Writing as therapy. Years ago during a rough period in our relationship, my wife and I learned to express ourselves through diary writing. Frankly, I found diary writing to be as difficult as eating oysters on the half shell. I could get it into my fingers, but there was no way I could finish. Still, the experience helped me learn that, in addition to abuses of my vocal chords, I could release tension – and express joy and laughter, which are just a tad more constructive – through my finger tips. With practice I eventually found my writer’s voice. Writing keeps me balanced and provides me a channel for expression. And it probably keeps me from dumping a boxful of tacks across the parking lot at the train station, too.
Legacy for my family. When I was a teenager, my grandmother wrote a family history in the last years before she died. It was a painfully long outline of who begat whom (BOR-ing), but she wrote it in the face of the ultimate deadline, and I admire that today. Only the immediate family could relate to this type of work, assuming anyone in the immediate family had the patience to read past the prologue. I have a copy of it buried in a carton, stacked under other cartons in the garage, and it will be unearthed after the next great shifting of the Hayward Fault or perhaps after my wife and I finish our move into the new house. The scientists tell me one of these things is very likely to happen in the next 70 years. But I did read it, umm, mostly, about 25 years ago. I’m just a little ashamed to admit that I don’t remember anything about her book. (By the way, a book is the end result of actually publishing a novel. Twenty five years later, she’s still managed to stay one-up on me.) But I do remember thinking, realizing, that her book held half of my family’s history. And it was the only place on the planet where that much information on our family and how I came to be could be found. Twenty five years later, it occurs to me that now is the time for me to take ownership of capturing the essence of my life – all the stuff that represents the way my brain is uniquely wired – and not rely on someone else to perform forensic research several generations from now using Google and Wikipedia. This is the way, through writing this column, that I’ve chosen to reach across the coming years to show my great-great-grandchildren just what kind of man their great-great-grandfather was. Whether they read these columns or bury them at the bottom of an unnamed directory on their C: drive is something I’ll leave for my great-great-grandchildren to determine.
Creative discipline.
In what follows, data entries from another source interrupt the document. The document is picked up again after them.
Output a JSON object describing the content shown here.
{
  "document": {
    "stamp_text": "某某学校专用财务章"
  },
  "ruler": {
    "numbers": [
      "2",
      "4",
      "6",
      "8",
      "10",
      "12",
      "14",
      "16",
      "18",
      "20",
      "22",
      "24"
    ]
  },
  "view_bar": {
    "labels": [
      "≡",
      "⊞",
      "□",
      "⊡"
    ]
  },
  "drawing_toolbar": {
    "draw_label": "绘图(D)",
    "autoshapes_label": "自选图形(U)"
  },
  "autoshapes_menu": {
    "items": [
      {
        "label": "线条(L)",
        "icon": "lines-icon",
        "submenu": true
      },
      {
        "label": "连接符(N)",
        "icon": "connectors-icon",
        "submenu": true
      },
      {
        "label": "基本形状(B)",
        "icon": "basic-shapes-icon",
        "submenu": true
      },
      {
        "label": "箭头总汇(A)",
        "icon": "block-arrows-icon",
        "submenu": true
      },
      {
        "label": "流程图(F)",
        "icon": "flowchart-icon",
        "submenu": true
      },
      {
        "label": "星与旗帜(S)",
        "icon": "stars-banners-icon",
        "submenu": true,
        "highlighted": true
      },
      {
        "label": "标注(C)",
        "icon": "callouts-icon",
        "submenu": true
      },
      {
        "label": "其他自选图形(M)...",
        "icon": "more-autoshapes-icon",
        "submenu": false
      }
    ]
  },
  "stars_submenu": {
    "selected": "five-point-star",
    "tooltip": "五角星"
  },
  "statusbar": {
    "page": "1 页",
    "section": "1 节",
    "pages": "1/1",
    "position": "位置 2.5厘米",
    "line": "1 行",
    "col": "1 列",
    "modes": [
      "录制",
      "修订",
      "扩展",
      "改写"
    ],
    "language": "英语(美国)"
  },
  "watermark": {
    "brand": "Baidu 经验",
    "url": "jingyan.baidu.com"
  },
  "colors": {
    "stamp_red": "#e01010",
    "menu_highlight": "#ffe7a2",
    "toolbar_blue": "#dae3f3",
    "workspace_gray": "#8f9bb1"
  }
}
I enjoy writing. Writing is the process of creating. I’ve found the novel-in-30-days hobby holds me captive in the creative mind. During those 30 days I have more energy, and fewer obstacles in my life seem like obstacles. I am more attuned to the lives and the dynamics of interrelations thriving around me, and I look outward for inspiration. There is a saying – “to think is to create” – and the more time I spend thinking then the less time I spend watching television or listening to an iPod or reading someone else’s novel. I find myself not just asking “what if?” but acting on my passions and desires, defining the “here’s how” and then living my life to its fullest. What I haven’t had (until now) is a schedule for creativity. I expect this column will help me develop that skill.
* * * * * * * * * * * * * * *